Managing ‘Difficult’ Patient Encounters

Donald W. Black, MD


Curr Psychiatr. 2021;20(7):13-19. 

In This Article


“I did not like those patients… They made me angry and I found myself irritated to experience them as they seemed so distant from myself and from all that is human. This is an astonishing intolerance which brands me a poor psychiatrist.”

Sigmund Freud, Letter to István Hollós (1928)

While Freud was referring to psychotic patients,[1] his evident frustration shows that difficult and challenging patients have vexed even the best of us. All physicians and other clinicians will experience patient encounters that lead to anger or frustration, or even challenge their sense of equanimity and professional identity. In short, difficult and challenging patient interactions are unavoidable, regardless of the physician’s discipline.[2,3,4,5] At times, physicians might struggle with demanding, unpleasant, ungrateful, and possibly dangerous patients, while sometimes the struggle is with the patient’s family members. No physician is immune to the problem, which makes it crucial to learn to anticipate and manage difficult patient interactions, skills which are generally not taught in medical schools or residency programs.

One prospective study of clinic patients found that up to 15% of patient encounters are deemed “difficult.”[6] Common scenarios include patients (or their relatives) who seek certain tests after researching symptoms online, threats of legal or social media action in response to feeling that the physician is not listening to them, demands for a second opinion after disagreeing with the physician’s diagnosis, and mistrust of doctors after presenting with symptoms and not receiving a diagnosis. It is also common to care for patients who focus on negative outcomes or fail to adhere to treatment recommendations. These encounters can make physicians feel stressed out, disrespected, abused, or even fearful if threatened. Some physicians may come to feel they are trapped in a hostile work environment with little support from their supervisors or administrators.
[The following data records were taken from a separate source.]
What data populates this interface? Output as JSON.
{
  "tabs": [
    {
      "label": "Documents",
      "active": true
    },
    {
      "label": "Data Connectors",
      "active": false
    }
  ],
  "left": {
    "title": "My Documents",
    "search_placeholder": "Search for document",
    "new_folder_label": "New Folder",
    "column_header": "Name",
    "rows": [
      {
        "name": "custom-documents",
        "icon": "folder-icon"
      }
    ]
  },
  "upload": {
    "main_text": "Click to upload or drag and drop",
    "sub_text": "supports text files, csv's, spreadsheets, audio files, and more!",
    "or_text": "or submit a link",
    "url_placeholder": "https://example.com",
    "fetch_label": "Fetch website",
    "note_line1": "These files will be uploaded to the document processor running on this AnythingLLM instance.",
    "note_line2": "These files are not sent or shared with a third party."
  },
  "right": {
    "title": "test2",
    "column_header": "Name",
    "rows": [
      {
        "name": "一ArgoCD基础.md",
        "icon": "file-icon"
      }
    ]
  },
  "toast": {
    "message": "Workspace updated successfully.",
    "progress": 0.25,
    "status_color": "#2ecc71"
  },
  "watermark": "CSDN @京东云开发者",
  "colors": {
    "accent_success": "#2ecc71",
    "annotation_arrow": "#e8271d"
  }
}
Patients often have a complaint office or department to turn to, but there is no equivalent for physicians, who are expected to soldier on regardless.

This article highlights a model that describes poor physician-patient encounters, factors contributing to these issues, how to manage these difficult interactions, and what to do if the relationship cannot be remediated.